[Dataset excerpts]
*** Begin section ***

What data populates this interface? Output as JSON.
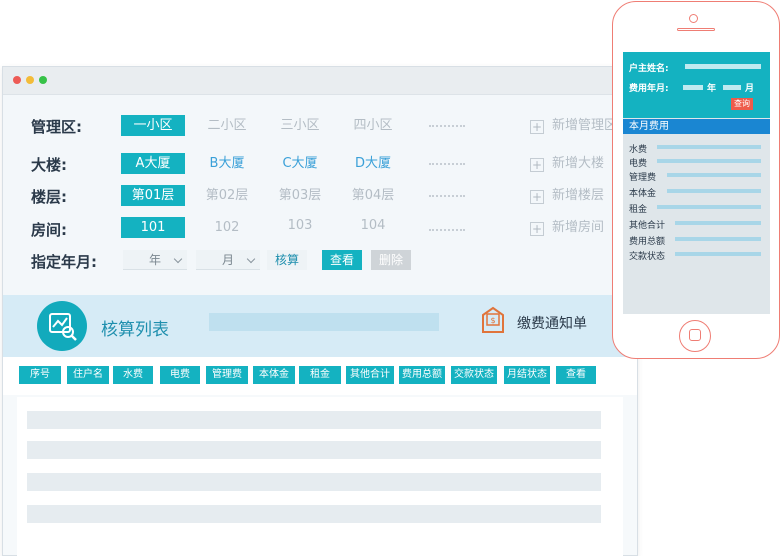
{
  "filters": {
    "district": {
      "label": "管理区:",
      "options": [
        "一小区",
        "二小区",
        "三小区",
        "四小区"
      ],
      "add_label": "新增管理区"
    },
    "building": {
      "label": "大楼:",
      "options": [
        "A大厦",
        "B大厦",
        "C大厦",
        "D大厦"
      ],
      "add_label": "新增大楼"
    },
    "floor": {
      "label": "楼层:",
      "options": [
        "第01层",
        "第02层",
        "第03层",
        "第04层"
      ],
      "add_label": "新增楼层"
    },
    "room": {
      "label": "房间:",
      "options": [
        "101",
        "102",
        "103",
        "104"
      ],
      "add_label": "新增房间"
    },
    "period": {
      "label": "指定年月:",
      "year_select": "年",
      "month_select": "月",
      "calc_label": "核算",
      "view_label": "查看",
      "delete_label": "删除"
    }
  },
  "calc": {
    "title": "核算列表",
    "notice_label": "缴费通知单"
  },
  "columns": [
    "序号",
    "住户名",
    "水费",
    "电费",
    "管理费",
    "本体金",
    "租金",
    "其他合计",
    "费用总额",
    "交款状态",
    "月结状态",
    "查看"
  ],
  "phone": {
    "owner_label": "户主姓名:",
    "period_label": "费用年月:",
    "year": "年",
    "month": "月",
    "query_label": "查询",
    "section_title": "本月费用",
    "items": [
      "水费",
      "电费",
      "管理费",
      "本体金",
      "租金",
      "其他合计",
      "费用总额",
      "交款状态"
    ]
  },
  "colors": {
    "accent": "#14b2c1",
    "section_blue": "#1a86d2",
    "phone_frame": "#ef7d74",
    "query_red": "#ee5b4b"
  }
}
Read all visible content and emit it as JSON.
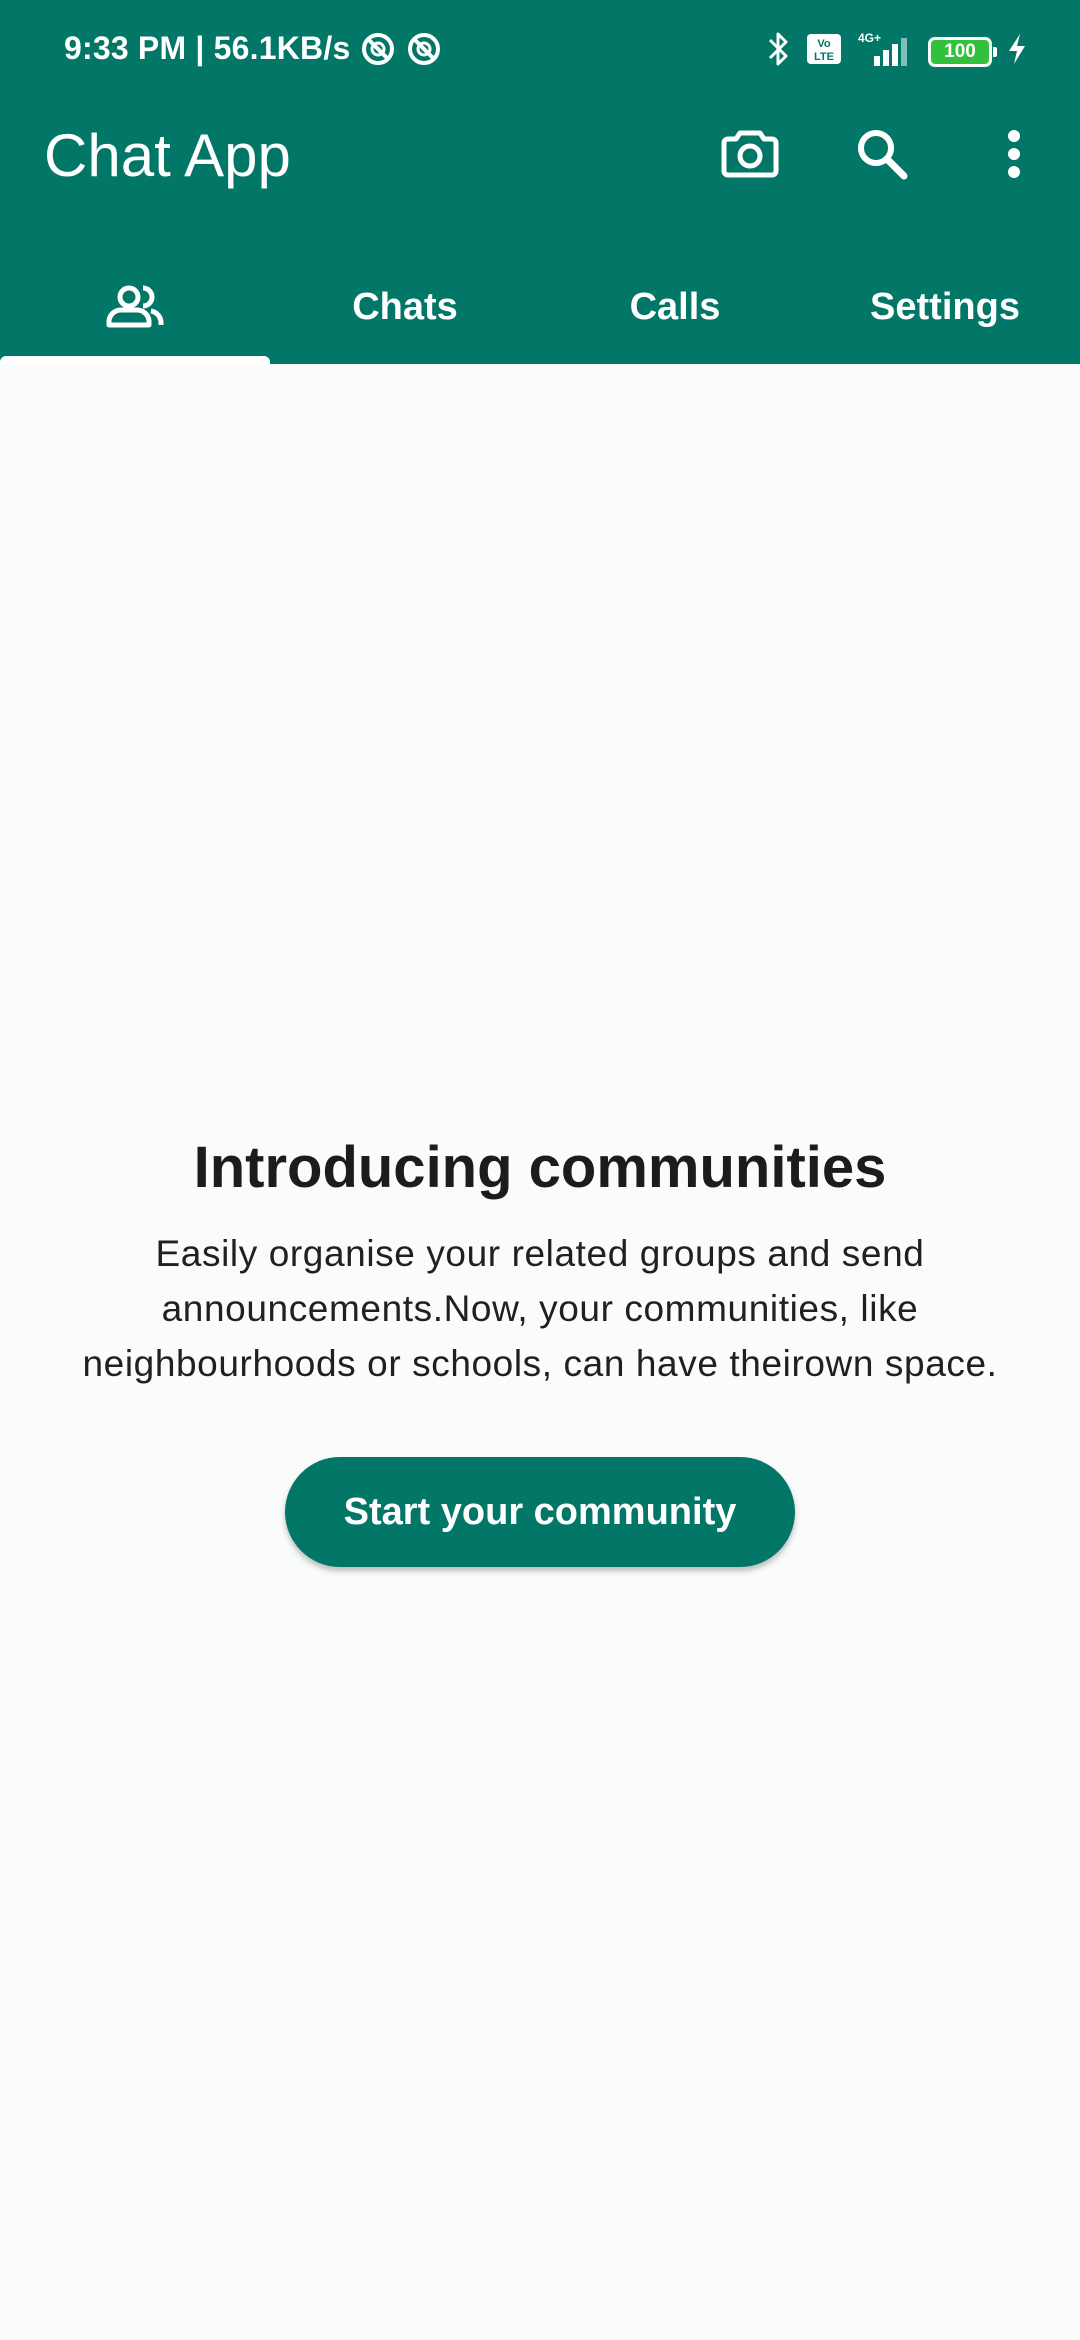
{
  "status_bar": {
    "time_speed": "9:33 PM | 56.1KB/s",
    "network": "4G+",
    "volte": "Vo LTE",
    "battery": "100"
  },
  "app_bar": {
    "title": "Chat App",
    "icons": [
      "camera-icon",
      "search-icon",
      "more-vert-icon"
    ]
  },
  "tabs": [
    {
      "icon": "communities-icon",
      "label": "",
      "selected": true
    },
    {
      "label": "Chats"
    },
    {
      "label": "Calls"
    },
    {
      "label": "Settings"
    }
  ],
  "intro": {
    "title": "Introducing communities",
    "text": "Easily organise your related groups and send announcements.Now, your communities, like neighbourhoods or schools, can have theirown space."
  },
  "cta": {
    "label": "Start your community"
  },
  "colors": {
    "primary": "#027767",
    "background": "#fafcfc",
    "battery_fill": "#32c13c"
  }
}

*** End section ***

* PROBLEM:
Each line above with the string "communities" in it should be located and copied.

* YOUR SOLUTION:
      "icon": "communities-icon",
    "title": "Introducing communities",
    "text": "Easily organise your related groups and send announcements.Now, your communities, like neighbourhoods or schools, can have theirown space."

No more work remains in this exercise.